elected. But Jackson did play in 1994 and ’95 with the 49ers,

making him a former teammate of Rice and Young.

LeBeau, who retired in 1972 from the Detroit Lions, saw his

current players – he’s the renowned defensive coordinator for the

Pittsburgh Steelers – in Fawcett Stadium. The team bused in from

training camp in Latrobe, Pa.

Among Grimm’s ex-teammates from the Redskins who are in the hall

and were here were Art Monk and Darrell Green. For Randle, it was

former Vikings guard Randall McDaniel and tackle Gary

Zimmerman.

For the first time since 1977, three players had team owners

present them for induction. The Cowboys’ Jerry Jones presented

Smith, the Saints’ Tom Benson did the honors for Jackson and the

49ers’ former owner, Eddie DeBartolo Jr., introduced Rice.

BERMAN’S PRIZE: ESPN’s Chris Berman, a frequent host of the

induction ceremonies, was given the Pete Rozelle Radio-Television

Award by the Hall of Fame for ”longtime exceptional contributions

to radio and television in professional football.”

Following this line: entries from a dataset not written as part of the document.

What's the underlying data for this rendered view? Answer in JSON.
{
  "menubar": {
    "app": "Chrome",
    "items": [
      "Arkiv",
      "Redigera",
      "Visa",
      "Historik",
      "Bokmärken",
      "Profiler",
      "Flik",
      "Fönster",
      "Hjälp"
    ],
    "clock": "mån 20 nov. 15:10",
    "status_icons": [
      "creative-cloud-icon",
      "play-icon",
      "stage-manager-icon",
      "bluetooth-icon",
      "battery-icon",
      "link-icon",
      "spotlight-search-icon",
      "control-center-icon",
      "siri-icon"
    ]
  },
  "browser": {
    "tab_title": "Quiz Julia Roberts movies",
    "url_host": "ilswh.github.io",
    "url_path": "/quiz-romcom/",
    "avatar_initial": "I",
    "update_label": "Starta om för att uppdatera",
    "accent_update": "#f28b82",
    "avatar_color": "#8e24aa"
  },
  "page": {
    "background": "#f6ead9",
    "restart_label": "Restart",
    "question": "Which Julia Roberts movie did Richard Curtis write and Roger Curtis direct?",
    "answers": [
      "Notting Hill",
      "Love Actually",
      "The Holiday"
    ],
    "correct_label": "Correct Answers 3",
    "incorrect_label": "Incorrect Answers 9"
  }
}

Berman, who as a youngster used to watch Joe Namath play at Shea

Stadium for the Jets, has been with ESPN since 1979. He’s covered

28 Super Bowls.

”This is the pinnacle you can reach during a career,” Berman

said. ”After all, it’s fun and games were are covering, and it’s

fun and games to being covering them.

”To see my name with Curt Gowdy and Ray Scott, it’s

humbling.”

Peter Finney of the New Orleans Times-Picayune was given the

Dick McCann Memorial Award by the Pro Football Writers Association

for his work through 65 years as a journalist in the gulf region. A

member of the Hall of Fame selection committee since 1992, Finney

has covered the Saints since their inception.

Ron Cortes of the Philadelphia Inquirer won the Dave Boss Award

of Excellence for his photo entitled ”Jackson’s Parade” showing

Eagles wide receiver DeSean Jackson sprinting down the sideline

being chased by a host of New York Giants.

BETTER THAN THE WHITE HOUSE: Dick LeBeau thought he’d

experienced his best moment in football a few years ago. He now

knows he was wrong.

The 73-year-old LeBeau, the oldest coordinator in the NFL, was

inducted into the Hall of Fame after a 32-year wait since he became

eligible.

He recalled the Steelers’ visit to the White House after winning

the 2009 Super Bowl, and President Barack Obama asking where he was

standing.

”The president signaling me out, this might be highest moment

of my life, there certainly can’t be anything great than this,”

LeBeau said he thought.

Yes, there can.

”In all due respect, Mr. President,” LeBeau added, ”this

business is a whole lot bigger.”